#### ABOUT THIS EXERCISE:
Identify each line below that contains the word "filipembaleia", and copy it out.

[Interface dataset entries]

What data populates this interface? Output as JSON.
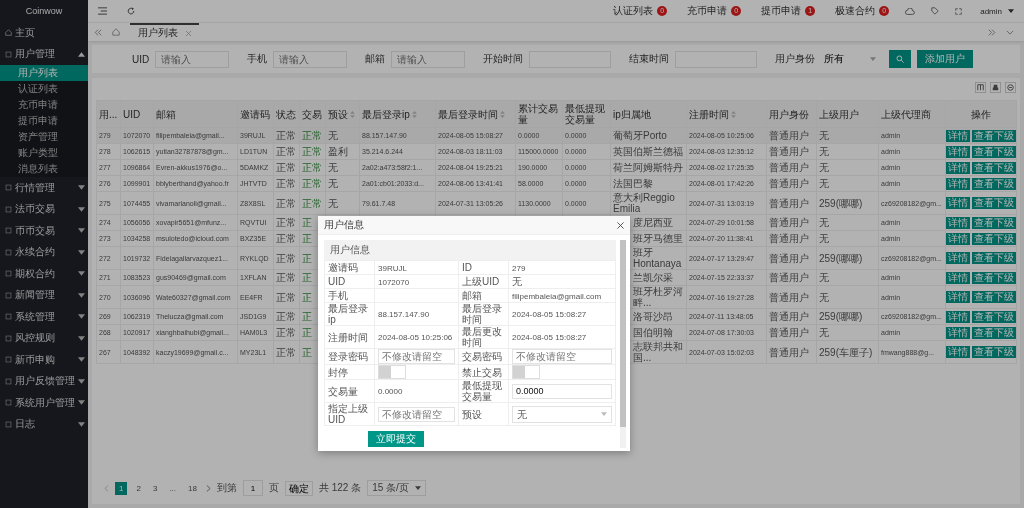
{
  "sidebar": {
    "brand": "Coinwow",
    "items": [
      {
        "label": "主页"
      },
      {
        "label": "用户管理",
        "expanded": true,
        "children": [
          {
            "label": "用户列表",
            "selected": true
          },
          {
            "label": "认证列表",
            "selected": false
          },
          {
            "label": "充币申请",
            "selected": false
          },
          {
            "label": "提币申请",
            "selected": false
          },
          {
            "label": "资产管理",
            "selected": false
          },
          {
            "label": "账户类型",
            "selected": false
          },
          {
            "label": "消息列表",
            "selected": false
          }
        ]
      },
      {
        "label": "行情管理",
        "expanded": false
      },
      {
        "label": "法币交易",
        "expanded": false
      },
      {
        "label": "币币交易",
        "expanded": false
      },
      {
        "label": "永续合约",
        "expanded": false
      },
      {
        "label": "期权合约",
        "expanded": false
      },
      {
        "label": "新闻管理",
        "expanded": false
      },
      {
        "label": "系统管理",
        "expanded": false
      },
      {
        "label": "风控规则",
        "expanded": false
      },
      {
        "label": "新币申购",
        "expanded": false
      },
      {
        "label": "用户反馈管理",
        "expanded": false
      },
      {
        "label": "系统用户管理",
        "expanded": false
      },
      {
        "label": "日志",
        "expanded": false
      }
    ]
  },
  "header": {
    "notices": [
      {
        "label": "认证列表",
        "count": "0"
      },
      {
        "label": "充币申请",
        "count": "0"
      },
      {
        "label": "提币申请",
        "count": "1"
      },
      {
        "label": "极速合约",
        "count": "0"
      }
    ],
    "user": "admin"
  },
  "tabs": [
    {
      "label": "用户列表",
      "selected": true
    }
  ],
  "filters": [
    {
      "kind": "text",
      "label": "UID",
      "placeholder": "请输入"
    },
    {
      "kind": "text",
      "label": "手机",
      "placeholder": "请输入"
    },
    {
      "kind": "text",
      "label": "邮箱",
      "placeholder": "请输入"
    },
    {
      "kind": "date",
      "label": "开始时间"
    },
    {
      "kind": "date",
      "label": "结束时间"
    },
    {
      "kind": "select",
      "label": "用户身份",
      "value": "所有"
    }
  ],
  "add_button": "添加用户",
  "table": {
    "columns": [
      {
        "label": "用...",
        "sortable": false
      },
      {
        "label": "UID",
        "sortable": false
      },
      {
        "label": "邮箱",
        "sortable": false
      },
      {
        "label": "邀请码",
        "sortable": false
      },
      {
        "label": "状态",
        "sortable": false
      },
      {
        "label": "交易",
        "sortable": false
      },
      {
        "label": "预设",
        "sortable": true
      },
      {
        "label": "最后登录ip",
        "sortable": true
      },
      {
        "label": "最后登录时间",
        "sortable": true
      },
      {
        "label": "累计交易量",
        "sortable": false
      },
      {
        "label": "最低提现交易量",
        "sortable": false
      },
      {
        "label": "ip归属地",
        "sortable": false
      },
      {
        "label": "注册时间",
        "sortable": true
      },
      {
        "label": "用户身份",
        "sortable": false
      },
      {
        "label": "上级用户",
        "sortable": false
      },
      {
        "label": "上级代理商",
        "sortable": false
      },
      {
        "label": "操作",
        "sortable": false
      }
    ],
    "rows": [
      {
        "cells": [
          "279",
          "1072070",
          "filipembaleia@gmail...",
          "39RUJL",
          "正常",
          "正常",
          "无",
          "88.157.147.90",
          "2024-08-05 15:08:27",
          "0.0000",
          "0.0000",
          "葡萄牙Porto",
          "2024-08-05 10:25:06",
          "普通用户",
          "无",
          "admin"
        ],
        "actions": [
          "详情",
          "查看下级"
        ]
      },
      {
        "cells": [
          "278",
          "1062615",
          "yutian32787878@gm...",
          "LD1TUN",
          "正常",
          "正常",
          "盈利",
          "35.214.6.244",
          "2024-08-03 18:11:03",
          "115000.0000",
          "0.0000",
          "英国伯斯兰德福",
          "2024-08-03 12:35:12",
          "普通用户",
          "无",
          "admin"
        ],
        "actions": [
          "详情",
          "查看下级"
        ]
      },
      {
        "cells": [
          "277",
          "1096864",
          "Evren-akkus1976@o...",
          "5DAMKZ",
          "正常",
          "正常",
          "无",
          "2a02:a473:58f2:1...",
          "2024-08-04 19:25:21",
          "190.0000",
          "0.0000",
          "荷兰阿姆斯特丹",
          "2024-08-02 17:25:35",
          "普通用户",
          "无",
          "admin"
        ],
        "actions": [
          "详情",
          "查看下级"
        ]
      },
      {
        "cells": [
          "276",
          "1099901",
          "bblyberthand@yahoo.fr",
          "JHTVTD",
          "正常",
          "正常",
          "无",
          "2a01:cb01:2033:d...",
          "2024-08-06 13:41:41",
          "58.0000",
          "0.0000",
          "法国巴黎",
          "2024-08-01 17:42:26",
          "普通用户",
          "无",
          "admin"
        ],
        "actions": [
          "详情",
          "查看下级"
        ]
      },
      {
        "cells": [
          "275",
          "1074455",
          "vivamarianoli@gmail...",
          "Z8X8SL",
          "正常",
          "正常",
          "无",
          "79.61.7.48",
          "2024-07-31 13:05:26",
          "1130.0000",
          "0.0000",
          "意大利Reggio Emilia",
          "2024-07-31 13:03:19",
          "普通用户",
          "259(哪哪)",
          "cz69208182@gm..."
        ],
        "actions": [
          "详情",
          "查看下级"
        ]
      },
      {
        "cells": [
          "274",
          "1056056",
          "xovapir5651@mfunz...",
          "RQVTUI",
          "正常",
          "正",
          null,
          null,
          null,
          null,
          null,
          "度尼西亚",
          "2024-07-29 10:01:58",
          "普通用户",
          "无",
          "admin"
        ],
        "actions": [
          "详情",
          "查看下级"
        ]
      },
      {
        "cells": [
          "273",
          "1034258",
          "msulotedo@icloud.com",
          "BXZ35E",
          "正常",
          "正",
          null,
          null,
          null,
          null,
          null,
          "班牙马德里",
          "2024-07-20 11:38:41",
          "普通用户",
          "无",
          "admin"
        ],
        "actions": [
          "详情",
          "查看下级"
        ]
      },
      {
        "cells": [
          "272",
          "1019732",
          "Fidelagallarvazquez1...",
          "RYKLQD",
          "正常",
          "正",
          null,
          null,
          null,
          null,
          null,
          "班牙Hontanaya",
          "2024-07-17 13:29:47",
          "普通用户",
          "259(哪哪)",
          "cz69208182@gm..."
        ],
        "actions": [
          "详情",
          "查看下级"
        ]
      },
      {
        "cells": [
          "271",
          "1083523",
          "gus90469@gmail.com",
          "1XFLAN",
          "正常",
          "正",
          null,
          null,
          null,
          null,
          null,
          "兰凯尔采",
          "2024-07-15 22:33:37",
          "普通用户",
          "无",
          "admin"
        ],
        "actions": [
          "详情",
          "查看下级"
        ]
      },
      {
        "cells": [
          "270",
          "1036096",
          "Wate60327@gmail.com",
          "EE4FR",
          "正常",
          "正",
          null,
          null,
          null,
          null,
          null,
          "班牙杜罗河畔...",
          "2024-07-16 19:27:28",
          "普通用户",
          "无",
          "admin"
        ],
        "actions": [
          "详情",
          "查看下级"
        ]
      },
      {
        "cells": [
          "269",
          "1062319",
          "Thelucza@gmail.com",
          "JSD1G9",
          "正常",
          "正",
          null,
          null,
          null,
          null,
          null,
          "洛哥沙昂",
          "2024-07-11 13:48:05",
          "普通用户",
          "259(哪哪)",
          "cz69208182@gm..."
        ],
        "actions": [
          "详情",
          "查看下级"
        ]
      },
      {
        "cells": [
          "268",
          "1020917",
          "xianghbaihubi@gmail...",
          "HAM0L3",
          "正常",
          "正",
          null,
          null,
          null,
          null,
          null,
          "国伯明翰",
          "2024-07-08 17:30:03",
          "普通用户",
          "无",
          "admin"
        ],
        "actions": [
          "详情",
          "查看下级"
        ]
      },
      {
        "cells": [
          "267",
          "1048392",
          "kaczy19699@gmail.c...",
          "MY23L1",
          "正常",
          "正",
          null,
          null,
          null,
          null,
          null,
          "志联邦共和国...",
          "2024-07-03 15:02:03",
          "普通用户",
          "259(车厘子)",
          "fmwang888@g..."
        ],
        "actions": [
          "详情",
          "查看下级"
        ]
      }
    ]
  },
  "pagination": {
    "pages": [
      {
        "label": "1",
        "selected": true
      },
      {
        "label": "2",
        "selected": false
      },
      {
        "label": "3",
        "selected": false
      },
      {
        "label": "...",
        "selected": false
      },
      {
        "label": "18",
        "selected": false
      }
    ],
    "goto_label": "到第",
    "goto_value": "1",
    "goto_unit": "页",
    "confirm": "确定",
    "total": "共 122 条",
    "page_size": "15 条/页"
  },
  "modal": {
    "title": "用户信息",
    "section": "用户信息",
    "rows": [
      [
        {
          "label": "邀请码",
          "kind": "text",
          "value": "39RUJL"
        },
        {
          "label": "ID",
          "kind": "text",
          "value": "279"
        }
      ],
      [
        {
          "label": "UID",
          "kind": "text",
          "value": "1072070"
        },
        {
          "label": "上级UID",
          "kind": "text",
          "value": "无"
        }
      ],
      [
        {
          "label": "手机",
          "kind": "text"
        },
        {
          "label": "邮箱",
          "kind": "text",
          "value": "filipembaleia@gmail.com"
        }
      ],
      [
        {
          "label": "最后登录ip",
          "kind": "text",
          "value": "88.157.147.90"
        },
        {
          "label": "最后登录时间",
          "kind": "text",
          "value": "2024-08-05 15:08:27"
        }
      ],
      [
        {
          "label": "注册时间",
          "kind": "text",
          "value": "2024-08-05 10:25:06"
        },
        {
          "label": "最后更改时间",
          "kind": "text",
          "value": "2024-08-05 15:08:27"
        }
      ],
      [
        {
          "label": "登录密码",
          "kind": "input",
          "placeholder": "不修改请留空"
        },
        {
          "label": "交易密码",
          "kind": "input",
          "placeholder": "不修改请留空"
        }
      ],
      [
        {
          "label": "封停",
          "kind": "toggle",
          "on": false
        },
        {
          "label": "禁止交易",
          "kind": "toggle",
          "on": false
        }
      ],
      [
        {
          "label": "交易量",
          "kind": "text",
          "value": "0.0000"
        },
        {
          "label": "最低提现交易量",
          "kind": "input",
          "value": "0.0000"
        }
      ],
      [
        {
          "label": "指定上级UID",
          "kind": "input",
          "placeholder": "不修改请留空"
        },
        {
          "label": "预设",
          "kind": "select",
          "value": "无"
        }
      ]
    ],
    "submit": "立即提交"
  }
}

#### SOLUTION:
          "filipembaleia@gmail...",
          "value": "filipembaleia@gmail.com"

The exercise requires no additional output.